I’m not sure where I would take one of the most awe-inspiring social workers of our time, Leymah Gbowee, for lunch. As a relatively new social worker interested in both children’s/women’s issues and international (particularly African) affairs, I would be astounded to even get the opportunity to see her, let alone eat lunch and have a full-on conversation with her. The restaurant would be pretty much the least of my concerns (though I’d bet some would argue it should be one of my main concerns). I’d rather focus on what exactly we’d talk about.
Leymah Gbowee is a-ma-zing. Have you ever seen Pray the Devil Back to Hell? That’s her in there. She’s a social worker who helped organize and lead a women’s peaceful protest in Liberia back in the early 2000s as a means to end the country’s second civil war. This protest also resulted in the deposition of the then-president Charles Taylor, who, besides wreaking havoc in his own country of Liberia, was found guilty of war crimes in Sierra Leone last year.
Leymah Gbowee inspires me because she defined her own role in bringing about positive change in a nonviolent way during an incredibly violent time. She saw the power she, as a woman, had in a male-dominated society, and so effectively wielded that power that she and her women colleagues were able to bring about peace talks to end a civil war.
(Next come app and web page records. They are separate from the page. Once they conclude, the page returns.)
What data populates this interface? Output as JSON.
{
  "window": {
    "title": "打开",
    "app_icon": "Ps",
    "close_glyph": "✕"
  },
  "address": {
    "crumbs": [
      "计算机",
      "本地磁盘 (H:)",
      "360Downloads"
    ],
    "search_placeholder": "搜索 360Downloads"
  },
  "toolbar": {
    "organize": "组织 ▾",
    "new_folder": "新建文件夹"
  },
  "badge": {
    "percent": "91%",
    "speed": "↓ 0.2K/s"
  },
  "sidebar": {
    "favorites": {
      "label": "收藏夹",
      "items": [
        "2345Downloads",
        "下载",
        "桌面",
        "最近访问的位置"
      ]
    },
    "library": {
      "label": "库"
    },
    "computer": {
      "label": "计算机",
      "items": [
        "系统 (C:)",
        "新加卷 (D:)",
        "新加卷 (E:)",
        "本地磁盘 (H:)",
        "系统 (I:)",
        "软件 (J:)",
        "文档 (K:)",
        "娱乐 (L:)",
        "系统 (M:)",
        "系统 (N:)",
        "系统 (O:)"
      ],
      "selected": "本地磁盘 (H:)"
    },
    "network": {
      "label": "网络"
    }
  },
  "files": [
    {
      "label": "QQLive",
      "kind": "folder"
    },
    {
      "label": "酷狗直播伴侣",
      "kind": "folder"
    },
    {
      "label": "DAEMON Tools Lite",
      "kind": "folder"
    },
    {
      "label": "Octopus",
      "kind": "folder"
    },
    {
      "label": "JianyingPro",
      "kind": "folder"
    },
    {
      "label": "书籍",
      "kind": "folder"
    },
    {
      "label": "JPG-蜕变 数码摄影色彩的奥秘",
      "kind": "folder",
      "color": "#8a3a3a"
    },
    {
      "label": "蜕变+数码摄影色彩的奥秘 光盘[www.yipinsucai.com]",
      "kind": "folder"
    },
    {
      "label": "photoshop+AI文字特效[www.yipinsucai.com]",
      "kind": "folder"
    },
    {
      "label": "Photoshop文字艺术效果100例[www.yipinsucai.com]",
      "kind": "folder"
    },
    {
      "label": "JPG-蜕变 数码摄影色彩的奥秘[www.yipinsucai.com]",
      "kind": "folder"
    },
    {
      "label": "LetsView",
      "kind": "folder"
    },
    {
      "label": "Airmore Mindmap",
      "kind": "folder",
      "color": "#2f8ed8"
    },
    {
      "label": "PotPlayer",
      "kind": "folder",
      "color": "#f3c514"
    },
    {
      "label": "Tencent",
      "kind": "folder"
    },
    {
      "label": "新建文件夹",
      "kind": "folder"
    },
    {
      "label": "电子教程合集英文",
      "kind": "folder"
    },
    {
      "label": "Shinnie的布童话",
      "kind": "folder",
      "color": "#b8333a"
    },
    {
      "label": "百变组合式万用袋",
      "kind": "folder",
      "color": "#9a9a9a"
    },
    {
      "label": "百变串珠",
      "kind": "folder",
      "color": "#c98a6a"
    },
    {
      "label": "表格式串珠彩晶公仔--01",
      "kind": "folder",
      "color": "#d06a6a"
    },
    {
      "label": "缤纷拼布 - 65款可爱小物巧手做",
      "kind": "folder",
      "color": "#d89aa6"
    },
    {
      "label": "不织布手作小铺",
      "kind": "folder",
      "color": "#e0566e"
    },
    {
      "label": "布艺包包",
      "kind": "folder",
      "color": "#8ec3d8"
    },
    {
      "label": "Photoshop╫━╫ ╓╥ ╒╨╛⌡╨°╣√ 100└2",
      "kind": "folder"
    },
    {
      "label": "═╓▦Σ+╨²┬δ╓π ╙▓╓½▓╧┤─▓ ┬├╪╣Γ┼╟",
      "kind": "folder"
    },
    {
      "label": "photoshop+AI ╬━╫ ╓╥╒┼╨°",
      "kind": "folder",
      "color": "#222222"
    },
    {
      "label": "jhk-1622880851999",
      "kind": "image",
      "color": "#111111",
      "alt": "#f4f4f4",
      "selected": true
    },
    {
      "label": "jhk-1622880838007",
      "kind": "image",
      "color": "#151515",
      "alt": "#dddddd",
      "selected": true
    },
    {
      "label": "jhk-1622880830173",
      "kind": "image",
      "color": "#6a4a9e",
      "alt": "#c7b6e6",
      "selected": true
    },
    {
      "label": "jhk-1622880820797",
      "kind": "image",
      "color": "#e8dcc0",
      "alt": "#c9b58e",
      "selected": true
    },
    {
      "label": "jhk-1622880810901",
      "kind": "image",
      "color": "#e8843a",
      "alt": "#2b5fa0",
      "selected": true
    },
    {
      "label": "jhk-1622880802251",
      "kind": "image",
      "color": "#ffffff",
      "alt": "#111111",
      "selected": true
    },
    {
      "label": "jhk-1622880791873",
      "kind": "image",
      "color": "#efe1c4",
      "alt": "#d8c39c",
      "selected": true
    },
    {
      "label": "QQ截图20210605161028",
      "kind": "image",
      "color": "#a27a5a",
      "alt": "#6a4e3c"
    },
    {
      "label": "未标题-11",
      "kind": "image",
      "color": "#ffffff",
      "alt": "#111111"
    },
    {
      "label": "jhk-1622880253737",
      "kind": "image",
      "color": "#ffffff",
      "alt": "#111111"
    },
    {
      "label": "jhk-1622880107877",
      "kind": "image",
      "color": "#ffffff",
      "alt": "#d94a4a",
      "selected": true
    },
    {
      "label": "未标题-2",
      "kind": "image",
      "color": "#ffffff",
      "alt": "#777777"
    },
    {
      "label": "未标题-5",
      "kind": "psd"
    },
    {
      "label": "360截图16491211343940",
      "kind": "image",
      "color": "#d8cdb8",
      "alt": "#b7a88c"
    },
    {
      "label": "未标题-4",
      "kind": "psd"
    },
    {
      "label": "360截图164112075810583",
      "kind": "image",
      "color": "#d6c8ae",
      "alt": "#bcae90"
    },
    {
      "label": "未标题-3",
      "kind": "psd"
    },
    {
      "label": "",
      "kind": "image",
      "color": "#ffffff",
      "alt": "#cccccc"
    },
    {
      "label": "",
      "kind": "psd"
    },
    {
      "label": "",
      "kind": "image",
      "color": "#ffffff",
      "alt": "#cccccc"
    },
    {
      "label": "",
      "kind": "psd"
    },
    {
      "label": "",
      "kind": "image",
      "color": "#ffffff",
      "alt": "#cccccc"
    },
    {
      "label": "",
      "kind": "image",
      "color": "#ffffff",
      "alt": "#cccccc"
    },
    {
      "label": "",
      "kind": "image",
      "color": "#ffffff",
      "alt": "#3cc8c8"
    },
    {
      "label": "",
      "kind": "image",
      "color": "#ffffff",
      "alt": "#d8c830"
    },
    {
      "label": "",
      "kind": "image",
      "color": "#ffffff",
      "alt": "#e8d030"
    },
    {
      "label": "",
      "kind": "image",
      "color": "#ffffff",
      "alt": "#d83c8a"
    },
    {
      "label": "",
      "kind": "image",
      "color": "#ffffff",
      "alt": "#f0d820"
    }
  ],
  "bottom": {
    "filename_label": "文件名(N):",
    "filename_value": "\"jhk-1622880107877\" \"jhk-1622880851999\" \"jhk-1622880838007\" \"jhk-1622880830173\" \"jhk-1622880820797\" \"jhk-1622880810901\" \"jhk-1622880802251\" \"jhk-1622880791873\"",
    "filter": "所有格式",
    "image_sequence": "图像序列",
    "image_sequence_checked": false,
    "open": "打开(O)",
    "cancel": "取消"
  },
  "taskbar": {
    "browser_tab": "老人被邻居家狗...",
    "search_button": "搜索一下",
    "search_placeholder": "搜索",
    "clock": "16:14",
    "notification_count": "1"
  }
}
She not only convinced other women to protest with her, but she also helped facilitate the cooperation and camaraderie of Christian and Muslim women for the cause. In a world that often turns to violence to solve problems of violence, she and her fellow women protesters sat in white tees, refused sex, and peacefully brought change.
I wonder what Ms. Gbowee would find interesting to eat here in Minnesota. I could show her some of our African-influenced restaurants, such as Blue Nile, T’s Place, this African deli place in Brooklyn Park (Center?), maybe even the Global Market’s Safari restaurant or the Afro Deli on the West Bank of campus. Or maybe she’d want to know some non- African-oriented restaurants that I enjoy, like India Palace in Roseville or Sen Yai Sen Lek in Minneapolis.
Wherever we eat, I’d like to hear from her firsthand what was going on with her personally, in her head, while she was planning this massive peace movement. I want to hear about her life influencers, those forces and people that/who brought her to that particular point in her life where she was able to organize such an event. I want to learn about her ideas for social change and what social justice means in her eyes. As a social worker, I want to understand how her social work perspective and background have impacted her life decisions and goals.
In essence, I want to learn from her, to really understand what made her stand up and take action when others had failed, despite the political and cultural environment within which she was immersed. I have my own dreams of making positive change in a rather socially unjust world. I feel she might have some input for me.
You know what? Since this is my imagination, I believe she’d actually appreciate a home-cooked meal. I think I’ll invite her to my home, provide some tea and bread, and serve dengu and chapati (as a salute to my Kenyan family) and crock pot pot roast with potatoes and carrots (for my Minnesotan side). We’ll finish with some walnut potica that I magically imported from Up North at the last minute, because I sure can’t make it myself.